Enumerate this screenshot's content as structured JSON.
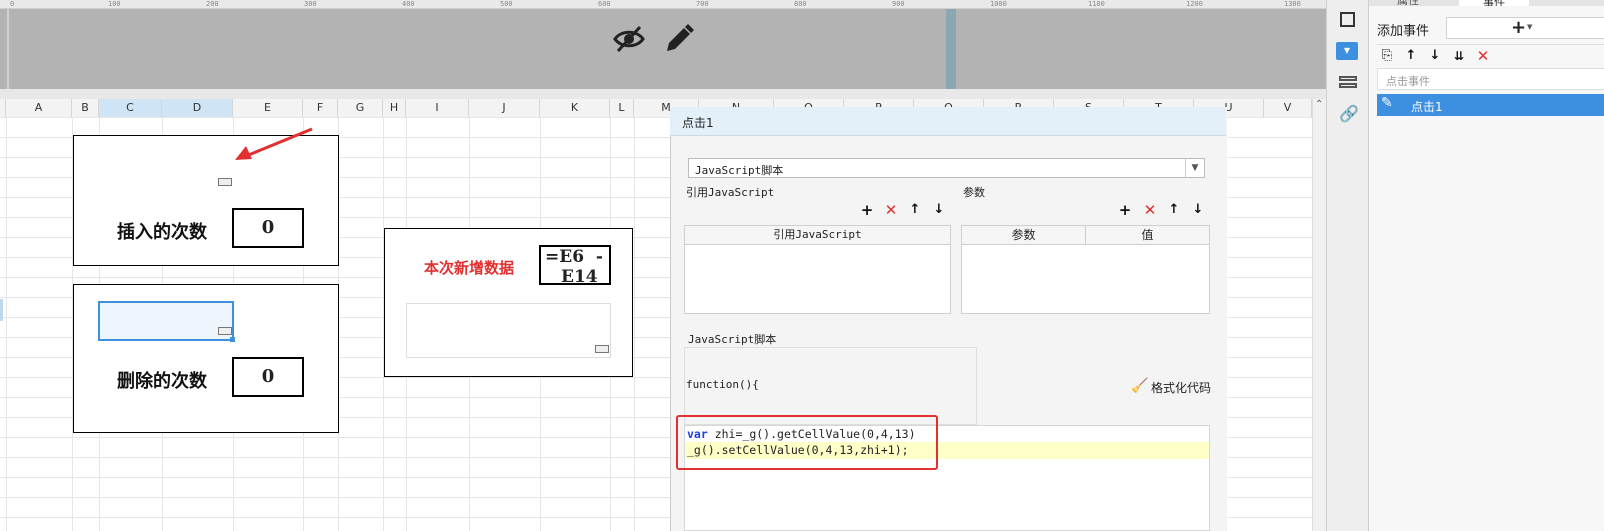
{
  "ruler": {
    "ticks": [
      "0",
      "100",
      "200",
      "300",
      "400",
      "500",
      "600",
      "700",
      "800",
      "900",
      "1000",
      "1100",
      "1200",
      "1300"
    ]
  },
  "toolbar": {
    "hide_icon": "eye-slash-icon",
    "edit_icon": "pencil-icon"
  },
  "columns": [
    "A",
    "B",
    "C",
    "D",
    "E",
    "F",
    "G",
    "H",
    "I",
    "J",
    "K",
    "L",
    "M",
    "N",
    "O",
    "P",
    "Q",
    "R",
    "S",
    "T",
    "U",
    "V"
  ],
  "sheet": {
    "insert_label": "插入的次数",
    "insert_value": "0",
    "delete_label": "删除的次数",
    "delete_value": "0",
    "new_data_label": "本次新增数据",
    "new_data_formula_line1": "=E6  -",
    "new_data_formula_line2": "E14"
  },
  "dialog": {
    "title": "点击1",
    "script_type": "JavaScript脚本",
    "ref_js_section": "引用JavaScript",
    "params_section": "参数",
    "ref_js_header": "引用JavaScript",
    "params_header_param": "参数",
    "params_header_value": "值",
    "js_script_section": "JavaScript脚本",
    "function_signature": "function(){",
    "format_code_label": "格式化代码",
    "code_line1_kw": "var",
    "code_line1_rest": " zhi=_g().getCellValue(0,4,13)",
    "code_line2": "_g().setCellValue(0,4,13,zhi+1);"
  },
  "right_panel": {
    "tab_left": "属性",
    "tab_mid": "事件",
    "add_event_label": "添加事件",
    "add_symbol": "+",
    "event_type_placeholder": "点击事件",
    "event_item": "点击1"
  },
  "colors": {
    "accent": "#3d8fe0",
    "red": "#e23030",
    "code_highlight": "#ffffc8"
  }
}
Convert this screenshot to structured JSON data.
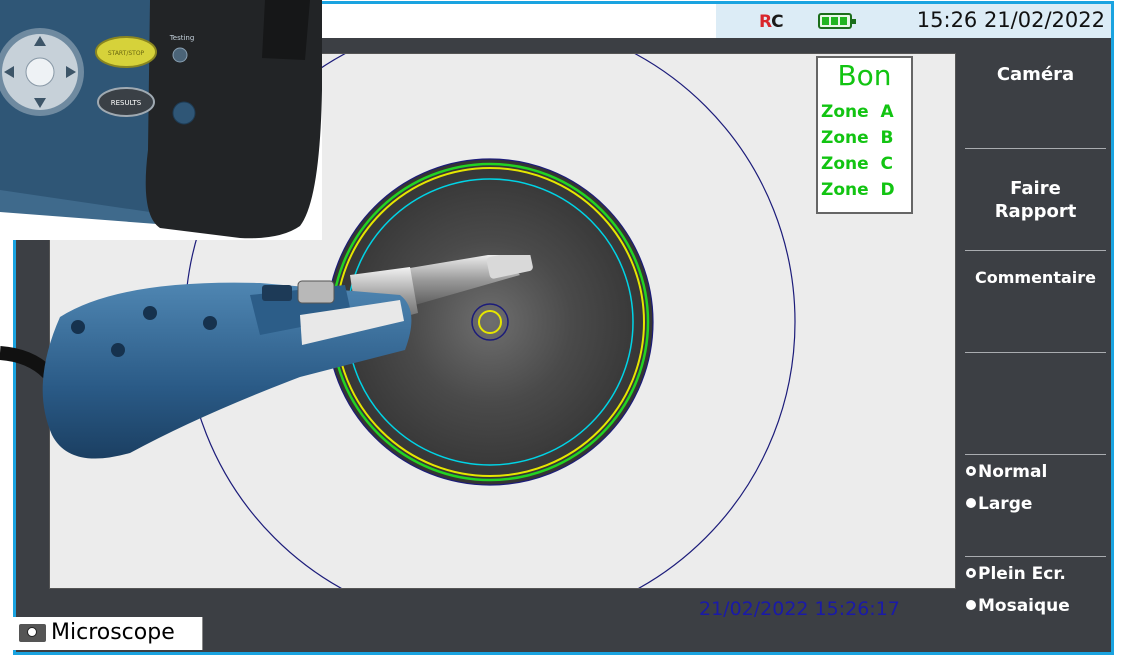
{
  "status_bar": {
    "clock": "15:26 21/02/2022",
    "logo_left": "R",
    "logo_right": "C"
  },
  "result": {
    "status": "Bon",
    "zones": [
      "Zone  A",
      "Zone  B",
      "Zone  C",
      "Zone  D"
    ]
  },
  "capture_timestamp": "21/02/2022 15:26:17",
  "sidebar": {
    "camera": "Caméra",
    "report_line1": "Faire",
    "report_line2": "Rapport",
    "comment": "Commentaire",
    "view_options": [
      {
        "label": "Normal",
        "selected": true
      },
      {
        "label": "Large",
        "selected": false
      }
    ],
    "display_options": [
      {
        "label": "Plein Ecr.",
        "selected": true
      },
      {
        "label": "Mosaique",
        "selected": false
      }
    ]
  },
  "tab": {
    "label": "Microscope",
    "icon": "camera-icon"
  },
  "device_overlay": {
    "button_start": "START/STOP",
    "button_results": "RESULTS",
    "led_label": "Testing"
  },
  "colors": {
    "frame_border": "#1aa3e0",
    "panel": "#3c3f44",
    "pass_green": "#12c412",
    "timestamp_blue": "#1a1aa8"
  }
}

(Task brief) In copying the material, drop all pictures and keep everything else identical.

(Exercise result)
Enumerate this screenshot's content as structured JSON.
{
  "ruler": {
    "ticks": [
      "0",
      "100",
      "200",
      "300",
      "400",
      "500",
      "600",
      "700",
      "800",
      "900",
      "1000",
      "1100",
      "1200",
      "1300"
    ]
  },
  "toolbar": {
    "hide_icon": "eye-slash-icon",
    "edit_icon": "pencil-icon"
  },
  "columns": [
    "A",
    "B",
    "C",
    "D",
    "E",
    "F",
    "G",
    "H",
    "I",
    "J",
    "K",
    "L",
    "M",
    "N",
    "O",
    "P",
    "Q",
    "R",
    "S",
    "T",
    "U",
    "V"
  ],
  "sheet": {
    "insert_label": "插入的次数",
    "insert_value": "0",
    "delete_label": "删除的次数",
    "delete_value": "0",
    "new_data_label": "本次新增数据",
    "new_data_formula_line1": "=E6  -",
    "new_data_formula_line2": "E14"
  },
  "dialog": {
    "title": "点击1",
    "script_type": "JavaScript脚本",
    "ref_js_section": "引用JavaScript",
    "params_section": "参数",
    "ref_js_header": "引用JavaScript",
    "params_header_param": "参数",
    "params_header_value": "值",
    "js_script_section": "JavaScript脚本",
    "function_signature": "function(){",
    "format_code_label": "格式化代码",
    "code_line1_kw": "var",
    "code_line1_rest": " zhi=_g().getCellValue(0,4,13)",
    "code_line2": "_g().setCellValue(0,4,13,zhi+1);"
  },
  "right_panel": {
    "tab_left": "属性",
    "tab_mid": "事件",
    "add_event_label": "添加事件",
    "add_symbol": "+",
    "event_type_placeholder": "点击事件",
    "event_item": "点击1"
  },
  "colors": {
    "accent": "#3d8fe0",
    "red": "#e23030",
    "code_highlight": "#ffffc8"
  }
}
Convert this screenshot to structured JSON data.
{
  "status_bar": {
    "clock": "15:26 21/02/2022",
    "logo_left": "R",
    "logo_right": "C"
  },
  "result": {
    "status": "Bon",
    "zones": [
      "Zone  A",
      "Zone  B",
      "Zone  C",
      "Zone  D"
    ]
  },
  "capture_timestamp": "21/02/2022 15:26:17",
  "sidebar": {
    "camera": "Caméra",
    "report_line1": "Faire",
    "report_line2": "Rapport",
    "comment": "Commentaire",
    "view_options": [
      {
        "label": "Normal",
        "selected": true
      },
      {
        "label": "Large",
        "selected": false
      }
    ],
    "display_options": [
      {
        "label": "Plein Ecr.",
        "selected": true
      },
      {
        "label": "Mosaique",
        "selected": false
      }
    ]
  },
  "tab": {
    "label": "Microscope",
    "icon": "camera-icon"
  },
  "device_overlay": {
    "button_start": "START/STOP",
    "button_results": "RESULTS",
    "led_label": "Testing"
  },
  "colors": {
    "frame_border": "#1aa3e0",
    "panel": "#3c3f44",
    "pass_green": "#12c412",
    "timestamp_blue": "#1a1aa8"
  }
}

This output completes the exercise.